No matter how people define a document, they are a key basis of business revenue as well as expense. As information switches from paper to email and computer screens, companies that have an effective document-centric strategy will have an advantage in this crazy and ever changing “Information Age.” Developing, implementing, and managing a document strategy in an organization is not easy and will vary for each organization, but here is the way to put you in the right mindset to develop a great document strategy for your organization.
1. Think of a document strategy as your business strategy. For a document strategy to be right for your company, it should be able to support your components of your corporate goals.
- Basic elements of a company’s corporate strategy are: increase productivity, increase revenue, decrease costs, decrease effort, reduce headcount, and increase customer satisfaction. Your document strategy should align with these elements.

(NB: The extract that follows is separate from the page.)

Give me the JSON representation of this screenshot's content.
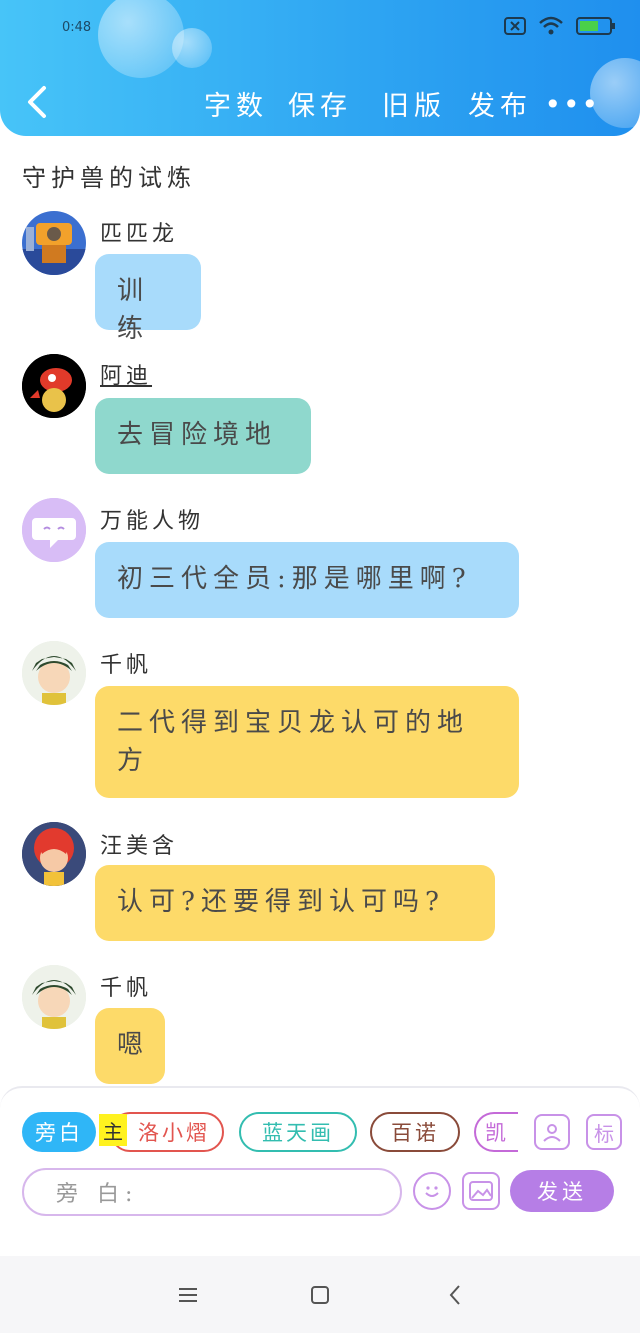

- What is your business – the reason you exist?
- Currently, do all your employees from Executives to entry-level understand, support, and demonstrate during their work the company’s strategic goals?
2. Once you figure which elements of your business strategy you want your document strategy to model, you need ask yourself: Currently, where is company at, and where does your company need/want to go? Answering the questions below, you will start to assess different needs and wants. Ask your employees these questions and see the different responses.
- What areas needs to be addressed? What are the most important objectives you see currently and see will impact the company in the future?
- How are these areas of need being managed and addressed currently? Are there initiatives underway to achieve these objectives?
- One these areas are improved, how do you measure the success and make sure the changes are maintained?
3. Once you figure which elements of your business strategy you want your document strategy to model, you need to assess your documents, your employees, and your technology.
- Documents: Which documents are keys to the success of your company? Are there problems with these documents currently? Are there solutions or workflows in place currently for these key documents?
- Employees: Who is uses the key documents in your organization the most? What problems do these people have obtaining and using documents? Will your employees sponsor, support, and react to change? Will employees have objections to change? How will you assess employees are using new strategies?
- Technology: What type of technology is currently used to create, retrieve, and use key documents? Does current technology create problems or solutions when it comes to documents? Will new technology be needed to achieve your aligned document and business strategy?